Most of the accommodation for sailors and their families was provided by Camp Elim a Youth Cam located 200m North of the Sailing Club. Camp Elim looked after breakfast and dinner which made for a really easy day without the need to arrange meals at night. The daily lunches were handled by Heather Bath and her team at the Sailing Club’s canteen. Thanks Heather!!
The classes biggest challenge now in Australia is where to for next year??!!! Rumour also has it that Australia may have a chance at hosting the 2014 World O’pen BIC Cup. Stay tuned!!
Summary of Results are as follows:
A record turn out with 72 sailors from 2 countries and 6 states - 2011 Australian Open BIC Cup - Deb Schutz
1st Place (Overall) Finn GILBERT (HHSC, NSW)
2nd Place (Overall) Hamish Wiltshire (DSC, NT)
3rd Place (Overall) Harley Walters (RPAYC, NSW)
1st Place (Silver Fleet) Natasha BRYANT (ASC, NSW)
2nd Place (Silver Fleet) Annika MASON (ASC, NSW)
3rd Place (Silver Fleet) Alexander FIEBIG (GLSC, NSW)
1st Place (Gold Fleet, Open) Toby SOROKIN (ASC, SA)
2nd Place (Gold Fleet, Open) Andrew RING (MBSC, WA)
3rd Place (Gold Fleet, Open) Luke BUTCHER (ASC, SA)
1st Place (Gold Fleet, U15) Finn GILBERT (HHSC, NSW)
2nd Place (Gold Fleet, U15) Hamish WILTSHIRE (DSC, NT)
3rd Place (Gold Fleet, U15) Harley WALTERS (RPAYC, NSW)
1st Place (Gold Fleet, U12) Sean HERBET (MSC, NZ)
2nd Place (Gold Fleet, U12) Simon MURNAGHAN (M16SSC, NSW)
3rd Place (Gold Fleet, U12) Oliver MEDD (MBSC, WA)
Check out the full results here
U12 1st Place: NZ'er Sean HERBERT - 2011 Australian Open BIC Cup - Deb Schutz
Overall and U15 1st Place: Finn GILBERT - 2011 Australian Open BIC Cup - Deb Schutz
Well placed freestylers Kristen WADLEY & Emily WILTSHIRE - 2011 Australian Open BIC Cup - Deb Schutz
The Freestyle Mohicans Jale NYE and Sophie COTTAM - 2011 Australian Open BIC Cup - Deb Schutz
Sailors group photo - 2011 Australian Open BIC Cup - Deb Schutz
Launched in 2006, the O’pen BIC is a junior, ISAF registered International Class.
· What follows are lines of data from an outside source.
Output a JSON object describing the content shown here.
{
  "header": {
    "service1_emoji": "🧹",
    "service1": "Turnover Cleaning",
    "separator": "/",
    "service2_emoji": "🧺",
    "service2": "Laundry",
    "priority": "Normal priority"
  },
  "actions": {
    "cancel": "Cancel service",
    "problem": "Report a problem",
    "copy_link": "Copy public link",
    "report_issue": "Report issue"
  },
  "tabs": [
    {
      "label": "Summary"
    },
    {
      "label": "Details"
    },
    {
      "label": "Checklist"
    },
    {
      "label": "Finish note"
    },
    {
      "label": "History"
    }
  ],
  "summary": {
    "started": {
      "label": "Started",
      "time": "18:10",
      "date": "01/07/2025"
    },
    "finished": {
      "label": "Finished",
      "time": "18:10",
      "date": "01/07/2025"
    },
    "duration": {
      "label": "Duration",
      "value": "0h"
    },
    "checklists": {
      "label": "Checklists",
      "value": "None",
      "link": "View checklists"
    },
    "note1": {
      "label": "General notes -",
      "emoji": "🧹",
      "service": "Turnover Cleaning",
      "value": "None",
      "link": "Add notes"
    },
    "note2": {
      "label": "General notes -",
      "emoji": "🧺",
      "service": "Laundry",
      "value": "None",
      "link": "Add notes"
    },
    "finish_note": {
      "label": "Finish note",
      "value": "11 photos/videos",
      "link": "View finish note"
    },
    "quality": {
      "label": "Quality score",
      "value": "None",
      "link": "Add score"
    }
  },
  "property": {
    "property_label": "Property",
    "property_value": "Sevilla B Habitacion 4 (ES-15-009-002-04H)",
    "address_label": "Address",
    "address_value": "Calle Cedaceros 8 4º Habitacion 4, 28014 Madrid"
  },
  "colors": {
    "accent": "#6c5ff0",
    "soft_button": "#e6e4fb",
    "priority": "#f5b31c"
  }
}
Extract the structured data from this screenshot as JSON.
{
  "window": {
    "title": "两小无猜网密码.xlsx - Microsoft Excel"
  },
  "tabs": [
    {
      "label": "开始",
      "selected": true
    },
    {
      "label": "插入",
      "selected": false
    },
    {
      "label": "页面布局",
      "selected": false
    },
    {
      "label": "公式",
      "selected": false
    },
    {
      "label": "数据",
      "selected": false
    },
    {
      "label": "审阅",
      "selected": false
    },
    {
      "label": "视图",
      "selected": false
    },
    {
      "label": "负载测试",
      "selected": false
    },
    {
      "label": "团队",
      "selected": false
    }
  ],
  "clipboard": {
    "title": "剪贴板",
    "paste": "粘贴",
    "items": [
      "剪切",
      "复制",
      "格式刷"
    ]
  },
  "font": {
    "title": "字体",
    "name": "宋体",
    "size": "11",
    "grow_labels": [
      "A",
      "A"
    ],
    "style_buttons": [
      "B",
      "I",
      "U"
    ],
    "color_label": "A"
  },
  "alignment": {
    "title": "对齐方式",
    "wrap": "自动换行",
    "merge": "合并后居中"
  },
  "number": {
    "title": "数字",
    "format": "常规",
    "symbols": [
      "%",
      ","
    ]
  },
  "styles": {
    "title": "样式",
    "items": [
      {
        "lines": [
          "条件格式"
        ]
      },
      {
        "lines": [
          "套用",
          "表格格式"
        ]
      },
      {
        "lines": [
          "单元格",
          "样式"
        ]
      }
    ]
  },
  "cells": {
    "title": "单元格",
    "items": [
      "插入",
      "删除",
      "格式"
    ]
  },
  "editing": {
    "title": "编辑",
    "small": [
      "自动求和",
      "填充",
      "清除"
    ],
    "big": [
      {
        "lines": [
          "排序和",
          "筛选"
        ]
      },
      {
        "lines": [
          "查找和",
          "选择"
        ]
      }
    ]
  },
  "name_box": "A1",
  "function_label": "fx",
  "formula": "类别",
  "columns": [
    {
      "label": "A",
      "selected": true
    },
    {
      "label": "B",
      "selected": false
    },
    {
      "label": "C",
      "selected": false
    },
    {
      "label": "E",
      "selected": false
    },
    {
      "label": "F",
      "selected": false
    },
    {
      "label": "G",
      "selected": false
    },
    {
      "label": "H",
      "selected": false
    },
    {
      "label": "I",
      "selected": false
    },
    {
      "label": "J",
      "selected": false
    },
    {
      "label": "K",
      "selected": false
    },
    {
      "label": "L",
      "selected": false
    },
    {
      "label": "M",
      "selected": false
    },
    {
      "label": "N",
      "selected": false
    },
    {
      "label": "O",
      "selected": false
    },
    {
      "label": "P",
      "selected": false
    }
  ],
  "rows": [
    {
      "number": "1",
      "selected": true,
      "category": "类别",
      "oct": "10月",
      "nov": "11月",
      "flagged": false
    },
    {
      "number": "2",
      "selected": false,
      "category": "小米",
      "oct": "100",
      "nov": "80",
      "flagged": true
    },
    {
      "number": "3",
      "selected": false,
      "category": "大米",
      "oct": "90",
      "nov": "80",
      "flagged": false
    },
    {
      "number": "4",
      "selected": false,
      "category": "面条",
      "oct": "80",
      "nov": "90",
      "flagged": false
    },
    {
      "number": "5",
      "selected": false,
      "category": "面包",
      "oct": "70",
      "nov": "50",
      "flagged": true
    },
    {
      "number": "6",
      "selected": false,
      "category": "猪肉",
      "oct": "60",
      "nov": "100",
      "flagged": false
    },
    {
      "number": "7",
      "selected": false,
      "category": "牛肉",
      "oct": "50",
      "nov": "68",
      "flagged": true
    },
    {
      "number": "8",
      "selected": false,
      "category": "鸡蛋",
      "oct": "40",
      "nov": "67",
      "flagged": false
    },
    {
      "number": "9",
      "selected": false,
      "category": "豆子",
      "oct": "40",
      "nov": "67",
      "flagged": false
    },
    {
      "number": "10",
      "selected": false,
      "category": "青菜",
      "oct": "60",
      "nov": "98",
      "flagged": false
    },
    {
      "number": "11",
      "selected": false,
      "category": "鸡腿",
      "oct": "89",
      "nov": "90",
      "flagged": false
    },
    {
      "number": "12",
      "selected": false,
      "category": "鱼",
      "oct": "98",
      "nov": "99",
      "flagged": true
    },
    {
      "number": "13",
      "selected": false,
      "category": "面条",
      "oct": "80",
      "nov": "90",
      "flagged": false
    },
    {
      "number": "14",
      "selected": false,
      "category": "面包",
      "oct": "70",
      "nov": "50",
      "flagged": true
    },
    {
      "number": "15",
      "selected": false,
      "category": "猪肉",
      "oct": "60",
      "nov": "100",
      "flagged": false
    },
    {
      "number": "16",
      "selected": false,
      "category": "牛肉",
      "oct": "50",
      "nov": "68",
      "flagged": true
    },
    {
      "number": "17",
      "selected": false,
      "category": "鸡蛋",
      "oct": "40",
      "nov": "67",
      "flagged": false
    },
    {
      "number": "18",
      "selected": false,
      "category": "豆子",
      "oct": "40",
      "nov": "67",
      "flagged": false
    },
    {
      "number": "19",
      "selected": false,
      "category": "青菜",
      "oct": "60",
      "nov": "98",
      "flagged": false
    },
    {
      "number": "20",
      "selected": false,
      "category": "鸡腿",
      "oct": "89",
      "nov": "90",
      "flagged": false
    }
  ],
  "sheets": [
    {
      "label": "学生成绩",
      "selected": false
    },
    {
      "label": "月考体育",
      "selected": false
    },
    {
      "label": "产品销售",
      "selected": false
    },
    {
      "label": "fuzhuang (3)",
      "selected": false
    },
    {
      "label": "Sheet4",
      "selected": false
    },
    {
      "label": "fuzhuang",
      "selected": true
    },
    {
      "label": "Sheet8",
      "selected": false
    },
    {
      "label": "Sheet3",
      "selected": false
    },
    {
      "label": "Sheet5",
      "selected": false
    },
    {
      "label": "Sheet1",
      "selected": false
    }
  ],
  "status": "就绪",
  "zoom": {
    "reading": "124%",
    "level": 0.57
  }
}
Approximately 4000 O’pen BIC’s are sailing world wide. Approximately 165 boats are sailing throughout Australia.
Tom Edwards - 2011 Australian Open BIC Cup - Deb Schutz
For more information check out www.openbic.com or contact Glide Industries Pty. Ltd. info(at)glideindustries.com